Please find the lines in the entries below that contain the word "JSON", and copy each one.

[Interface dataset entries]
· · · · ·

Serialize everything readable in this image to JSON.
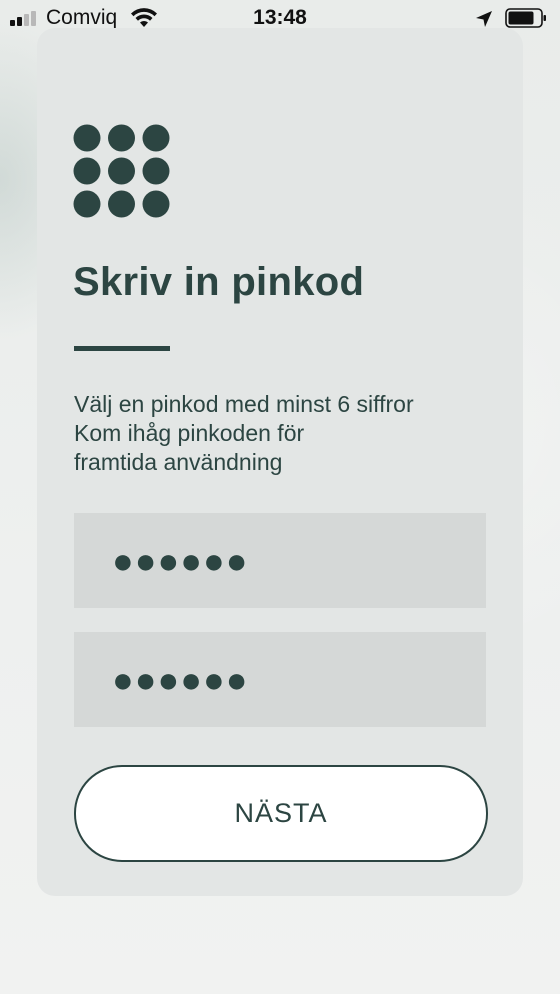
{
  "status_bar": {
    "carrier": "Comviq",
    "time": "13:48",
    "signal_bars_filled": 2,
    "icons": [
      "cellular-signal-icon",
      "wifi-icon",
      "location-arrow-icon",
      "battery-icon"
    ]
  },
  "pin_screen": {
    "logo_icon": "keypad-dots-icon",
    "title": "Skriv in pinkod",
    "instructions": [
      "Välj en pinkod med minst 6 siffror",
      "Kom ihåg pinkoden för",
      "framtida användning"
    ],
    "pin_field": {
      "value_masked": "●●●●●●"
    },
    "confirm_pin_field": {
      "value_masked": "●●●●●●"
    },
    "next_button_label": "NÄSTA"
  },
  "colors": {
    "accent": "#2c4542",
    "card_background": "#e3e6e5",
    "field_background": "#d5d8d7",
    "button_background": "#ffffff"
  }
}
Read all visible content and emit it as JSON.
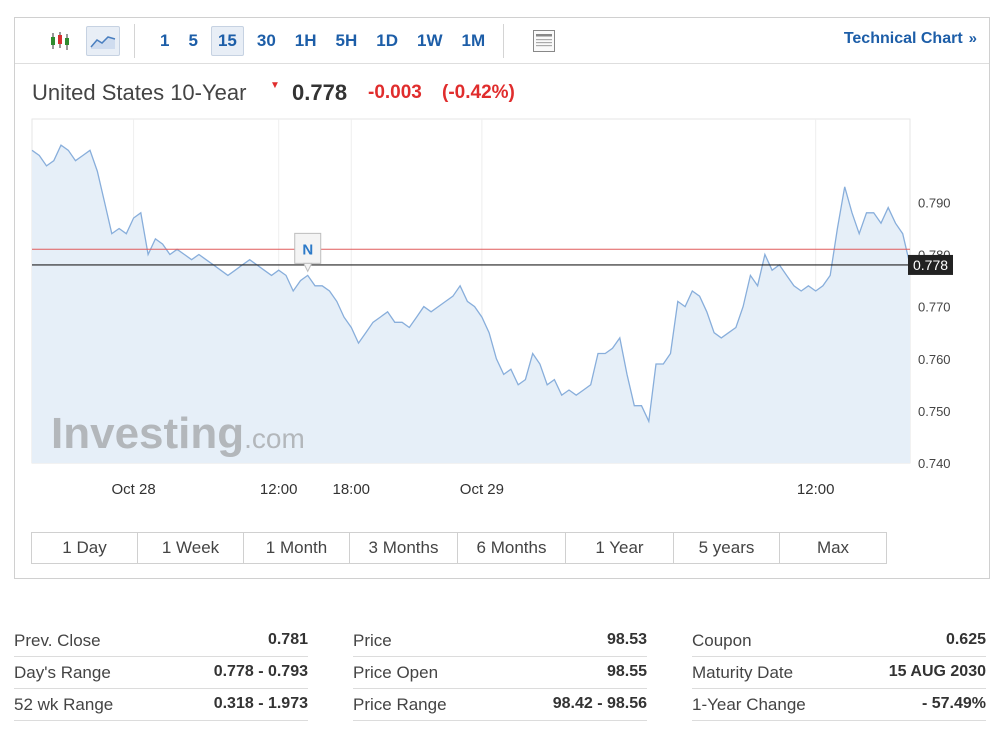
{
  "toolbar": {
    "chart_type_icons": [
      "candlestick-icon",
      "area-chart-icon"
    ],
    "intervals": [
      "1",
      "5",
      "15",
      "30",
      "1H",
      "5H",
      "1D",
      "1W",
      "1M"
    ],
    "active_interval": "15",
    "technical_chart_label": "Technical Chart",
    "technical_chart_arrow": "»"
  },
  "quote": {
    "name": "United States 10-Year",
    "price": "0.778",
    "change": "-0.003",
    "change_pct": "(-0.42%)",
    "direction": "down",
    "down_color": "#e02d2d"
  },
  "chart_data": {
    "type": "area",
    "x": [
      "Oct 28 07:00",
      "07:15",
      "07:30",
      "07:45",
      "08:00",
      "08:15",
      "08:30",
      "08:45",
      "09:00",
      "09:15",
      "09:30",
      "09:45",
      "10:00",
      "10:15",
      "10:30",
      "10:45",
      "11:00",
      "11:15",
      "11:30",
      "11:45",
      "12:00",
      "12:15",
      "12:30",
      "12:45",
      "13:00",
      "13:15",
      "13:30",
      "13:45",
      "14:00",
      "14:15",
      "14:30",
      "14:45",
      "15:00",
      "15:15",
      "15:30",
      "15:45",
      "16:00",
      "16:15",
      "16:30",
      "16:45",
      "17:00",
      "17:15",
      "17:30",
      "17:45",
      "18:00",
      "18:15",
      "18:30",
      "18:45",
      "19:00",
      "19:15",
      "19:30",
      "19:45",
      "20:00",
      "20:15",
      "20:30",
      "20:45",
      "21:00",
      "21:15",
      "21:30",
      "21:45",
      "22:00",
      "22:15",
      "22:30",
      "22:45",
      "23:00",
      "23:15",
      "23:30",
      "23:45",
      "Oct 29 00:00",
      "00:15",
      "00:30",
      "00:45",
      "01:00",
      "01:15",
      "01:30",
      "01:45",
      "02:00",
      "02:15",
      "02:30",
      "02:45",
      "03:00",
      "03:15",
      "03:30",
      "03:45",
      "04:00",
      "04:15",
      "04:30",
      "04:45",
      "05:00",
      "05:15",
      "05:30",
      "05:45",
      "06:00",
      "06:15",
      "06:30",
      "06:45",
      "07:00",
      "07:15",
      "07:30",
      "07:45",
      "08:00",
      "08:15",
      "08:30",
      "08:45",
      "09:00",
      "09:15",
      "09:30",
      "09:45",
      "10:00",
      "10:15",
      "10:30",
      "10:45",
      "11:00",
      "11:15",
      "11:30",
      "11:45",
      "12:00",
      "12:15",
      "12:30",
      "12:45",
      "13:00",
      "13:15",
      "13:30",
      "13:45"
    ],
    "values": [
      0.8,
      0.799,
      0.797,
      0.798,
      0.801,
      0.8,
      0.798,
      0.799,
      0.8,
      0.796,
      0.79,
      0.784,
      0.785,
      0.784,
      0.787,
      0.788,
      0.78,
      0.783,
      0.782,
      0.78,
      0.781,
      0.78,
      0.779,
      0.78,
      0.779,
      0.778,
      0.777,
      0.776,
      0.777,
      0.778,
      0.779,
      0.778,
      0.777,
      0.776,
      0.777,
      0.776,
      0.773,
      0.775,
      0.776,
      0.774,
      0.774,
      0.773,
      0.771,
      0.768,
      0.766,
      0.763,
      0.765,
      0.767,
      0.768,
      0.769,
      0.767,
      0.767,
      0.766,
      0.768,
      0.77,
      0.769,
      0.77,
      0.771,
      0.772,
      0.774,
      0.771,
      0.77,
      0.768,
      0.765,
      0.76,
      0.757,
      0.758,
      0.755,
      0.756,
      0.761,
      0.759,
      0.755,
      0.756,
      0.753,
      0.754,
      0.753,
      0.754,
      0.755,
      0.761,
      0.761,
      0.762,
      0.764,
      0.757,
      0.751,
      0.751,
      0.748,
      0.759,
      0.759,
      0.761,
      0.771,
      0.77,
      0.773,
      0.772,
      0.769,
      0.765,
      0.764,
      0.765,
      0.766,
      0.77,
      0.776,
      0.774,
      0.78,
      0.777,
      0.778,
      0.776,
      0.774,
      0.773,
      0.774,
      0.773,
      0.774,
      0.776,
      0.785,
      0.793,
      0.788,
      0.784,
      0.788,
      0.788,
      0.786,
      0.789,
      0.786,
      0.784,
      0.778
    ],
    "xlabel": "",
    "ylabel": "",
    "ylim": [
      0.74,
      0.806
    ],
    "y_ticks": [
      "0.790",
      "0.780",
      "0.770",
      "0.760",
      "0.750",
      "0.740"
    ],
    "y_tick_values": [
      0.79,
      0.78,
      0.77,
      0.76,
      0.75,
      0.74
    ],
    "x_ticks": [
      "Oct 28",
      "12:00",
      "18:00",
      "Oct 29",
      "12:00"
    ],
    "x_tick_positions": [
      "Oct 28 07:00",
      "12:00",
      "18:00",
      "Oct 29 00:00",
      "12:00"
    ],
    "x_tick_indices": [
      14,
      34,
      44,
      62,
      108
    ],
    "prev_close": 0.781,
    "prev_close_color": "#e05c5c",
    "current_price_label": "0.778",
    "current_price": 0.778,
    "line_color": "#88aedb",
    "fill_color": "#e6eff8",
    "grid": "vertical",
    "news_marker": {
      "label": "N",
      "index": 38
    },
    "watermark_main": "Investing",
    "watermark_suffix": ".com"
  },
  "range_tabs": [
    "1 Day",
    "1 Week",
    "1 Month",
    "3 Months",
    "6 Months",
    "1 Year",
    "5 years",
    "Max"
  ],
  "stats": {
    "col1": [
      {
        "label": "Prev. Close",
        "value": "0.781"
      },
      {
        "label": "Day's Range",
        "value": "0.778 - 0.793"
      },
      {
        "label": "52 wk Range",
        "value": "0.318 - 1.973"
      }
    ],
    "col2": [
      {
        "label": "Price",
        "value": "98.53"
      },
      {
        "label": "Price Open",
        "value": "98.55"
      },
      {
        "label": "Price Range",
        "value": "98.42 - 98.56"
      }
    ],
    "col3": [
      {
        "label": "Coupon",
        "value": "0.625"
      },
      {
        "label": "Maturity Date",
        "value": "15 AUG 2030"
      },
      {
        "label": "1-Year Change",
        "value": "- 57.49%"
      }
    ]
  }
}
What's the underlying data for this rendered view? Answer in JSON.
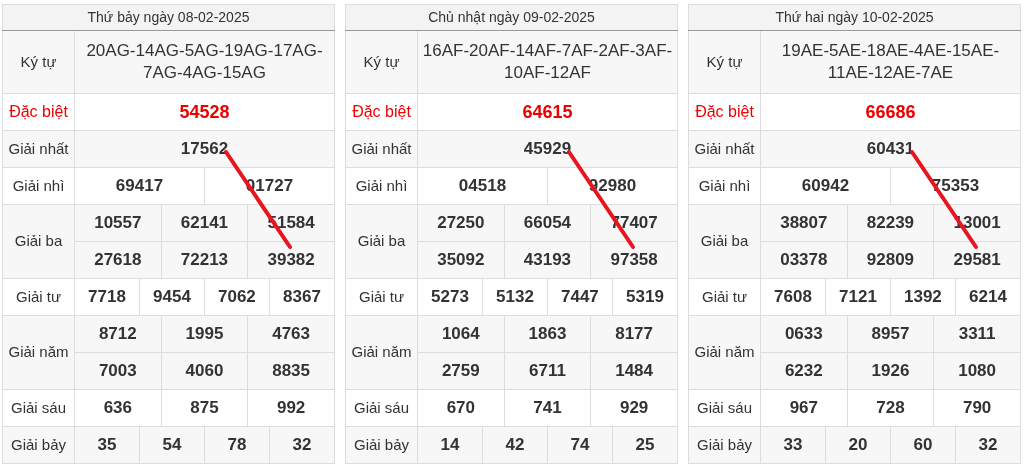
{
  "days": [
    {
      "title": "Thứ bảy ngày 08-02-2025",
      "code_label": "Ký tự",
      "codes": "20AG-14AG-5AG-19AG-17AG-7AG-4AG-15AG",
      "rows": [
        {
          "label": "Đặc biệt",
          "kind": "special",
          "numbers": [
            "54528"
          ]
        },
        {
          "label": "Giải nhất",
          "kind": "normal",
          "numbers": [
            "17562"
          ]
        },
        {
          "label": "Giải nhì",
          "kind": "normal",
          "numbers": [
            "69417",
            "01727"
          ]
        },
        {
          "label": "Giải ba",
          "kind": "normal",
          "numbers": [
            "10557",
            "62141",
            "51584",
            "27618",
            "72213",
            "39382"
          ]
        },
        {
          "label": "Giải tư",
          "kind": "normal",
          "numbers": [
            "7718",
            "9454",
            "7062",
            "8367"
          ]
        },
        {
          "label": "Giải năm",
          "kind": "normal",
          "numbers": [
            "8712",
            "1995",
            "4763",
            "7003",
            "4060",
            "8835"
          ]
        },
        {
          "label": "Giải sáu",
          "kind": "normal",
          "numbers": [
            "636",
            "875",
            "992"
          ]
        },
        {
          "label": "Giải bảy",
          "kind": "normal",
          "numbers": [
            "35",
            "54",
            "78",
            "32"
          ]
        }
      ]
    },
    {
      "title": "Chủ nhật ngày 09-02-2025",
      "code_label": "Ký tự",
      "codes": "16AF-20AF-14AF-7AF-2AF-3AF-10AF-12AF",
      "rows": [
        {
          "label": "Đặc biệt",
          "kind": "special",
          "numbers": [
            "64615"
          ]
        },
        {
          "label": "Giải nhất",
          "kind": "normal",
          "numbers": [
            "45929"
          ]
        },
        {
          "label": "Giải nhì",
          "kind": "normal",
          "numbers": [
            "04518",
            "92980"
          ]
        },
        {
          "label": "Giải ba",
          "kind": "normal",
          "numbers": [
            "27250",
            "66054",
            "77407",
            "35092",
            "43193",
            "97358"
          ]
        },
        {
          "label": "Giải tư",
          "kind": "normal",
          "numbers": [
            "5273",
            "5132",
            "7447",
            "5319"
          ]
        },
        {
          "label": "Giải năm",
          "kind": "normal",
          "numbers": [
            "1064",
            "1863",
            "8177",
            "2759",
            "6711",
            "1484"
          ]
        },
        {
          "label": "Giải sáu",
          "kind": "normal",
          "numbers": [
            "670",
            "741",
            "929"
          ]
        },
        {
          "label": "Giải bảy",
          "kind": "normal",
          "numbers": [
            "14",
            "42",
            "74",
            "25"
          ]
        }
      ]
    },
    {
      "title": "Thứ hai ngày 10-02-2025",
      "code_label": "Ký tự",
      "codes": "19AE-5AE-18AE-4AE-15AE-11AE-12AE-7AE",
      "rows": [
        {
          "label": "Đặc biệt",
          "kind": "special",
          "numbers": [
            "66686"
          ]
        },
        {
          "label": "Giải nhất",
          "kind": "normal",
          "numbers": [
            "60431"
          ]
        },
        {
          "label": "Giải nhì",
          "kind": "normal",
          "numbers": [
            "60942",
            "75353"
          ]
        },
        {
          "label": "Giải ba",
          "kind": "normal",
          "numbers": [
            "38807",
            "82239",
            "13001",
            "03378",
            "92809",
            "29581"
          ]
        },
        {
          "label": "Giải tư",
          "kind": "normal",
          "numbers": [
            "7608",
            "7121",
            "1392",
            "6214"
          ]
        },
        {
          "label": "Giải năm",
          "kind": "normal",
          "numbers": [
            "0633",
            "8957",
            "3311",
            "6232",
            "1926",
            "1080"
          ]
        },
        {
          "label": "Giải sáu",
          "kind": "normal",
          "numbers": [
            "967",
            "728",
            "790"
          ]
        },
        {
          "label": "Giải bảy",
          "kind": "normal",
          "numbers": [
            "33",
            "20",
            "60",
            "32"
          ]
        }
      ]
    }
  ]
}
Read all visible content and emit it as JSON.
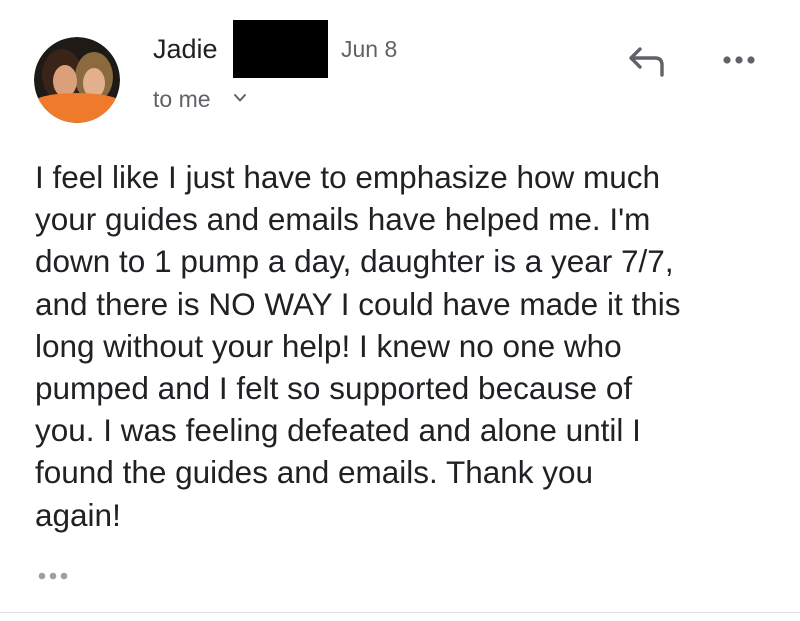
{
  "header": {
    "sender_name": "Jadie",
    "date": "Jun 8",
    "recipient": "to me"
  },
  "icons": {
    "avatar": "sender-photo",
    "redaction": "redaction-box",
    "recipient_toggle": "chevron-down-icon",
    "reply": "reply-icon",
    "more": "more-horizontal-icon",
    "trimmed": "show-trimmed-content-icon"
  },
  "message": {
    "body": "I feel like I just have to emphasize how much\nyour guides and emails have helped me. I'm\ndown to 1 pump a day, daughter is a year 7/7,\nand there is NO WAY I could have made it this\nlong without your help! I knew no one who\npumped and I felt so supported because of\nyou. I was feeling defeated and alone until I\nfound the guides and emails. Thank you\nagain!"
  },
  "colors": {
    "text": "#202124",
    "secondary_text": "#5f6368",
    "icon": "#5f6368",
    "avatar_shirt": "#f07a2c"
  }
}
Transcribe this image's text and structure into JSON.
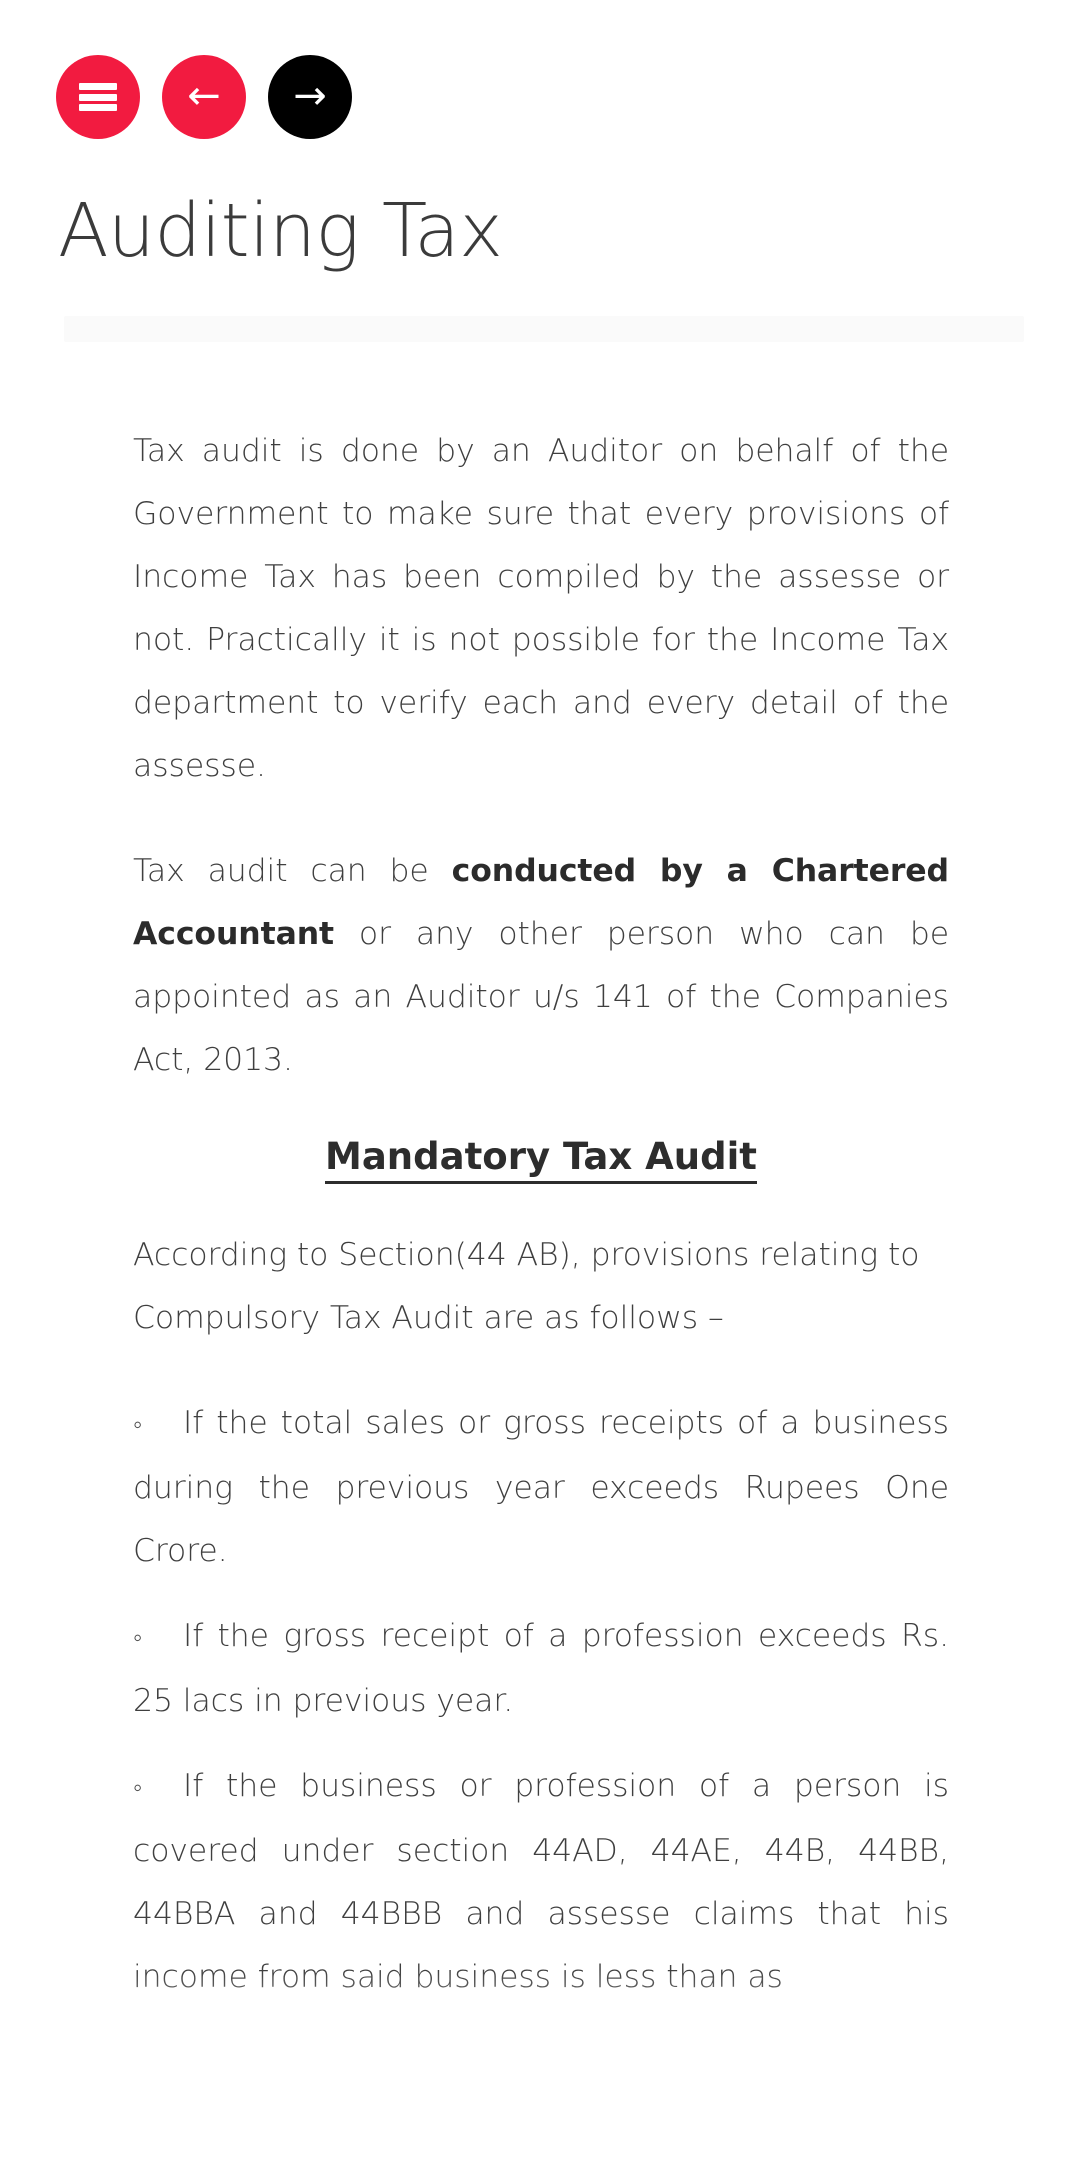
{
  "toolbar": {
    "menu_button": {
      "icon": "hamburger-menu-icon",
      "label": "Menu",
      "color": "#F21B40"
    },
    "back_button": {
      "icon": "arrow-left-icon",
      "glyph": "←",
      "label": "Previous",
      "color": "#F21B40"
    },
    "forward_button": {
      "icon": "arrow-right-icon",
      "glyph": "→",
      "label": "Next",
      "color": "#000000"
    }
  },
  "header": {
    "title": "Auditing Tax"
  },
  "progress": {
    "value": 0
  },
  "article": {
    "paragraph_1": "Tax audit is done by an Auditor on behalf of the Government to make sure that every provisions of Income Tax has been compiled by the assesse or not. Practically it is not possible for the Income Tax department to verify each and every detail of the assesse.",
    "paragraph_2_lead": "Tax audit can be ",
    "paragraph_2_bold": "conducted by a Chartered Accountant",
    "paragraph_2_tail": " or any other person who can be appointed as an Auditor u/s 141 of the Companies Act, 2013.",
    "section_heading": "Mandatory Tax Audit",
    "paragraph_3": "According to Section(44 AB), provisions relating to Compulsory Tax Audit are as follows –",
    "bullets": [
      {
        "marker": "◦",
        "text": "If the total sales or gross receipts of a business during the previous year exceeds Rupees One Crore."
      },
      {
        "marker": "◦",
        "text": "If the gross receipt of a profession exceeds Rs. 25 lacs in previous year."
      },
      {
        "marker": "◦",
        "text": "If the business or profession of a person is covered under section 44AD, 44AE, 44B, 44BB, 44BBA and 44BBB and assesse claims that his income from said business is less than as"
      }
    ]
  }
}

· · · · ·

Exercise answer ->
Serialize everything readable in this image to JSON.
Read all visible content and emit it as JSON.
What's the underlying data for this rendered view? Answer in JSON.
Read all visible content and emit it as JSON.
Transcribe this image's text and structure into JSON.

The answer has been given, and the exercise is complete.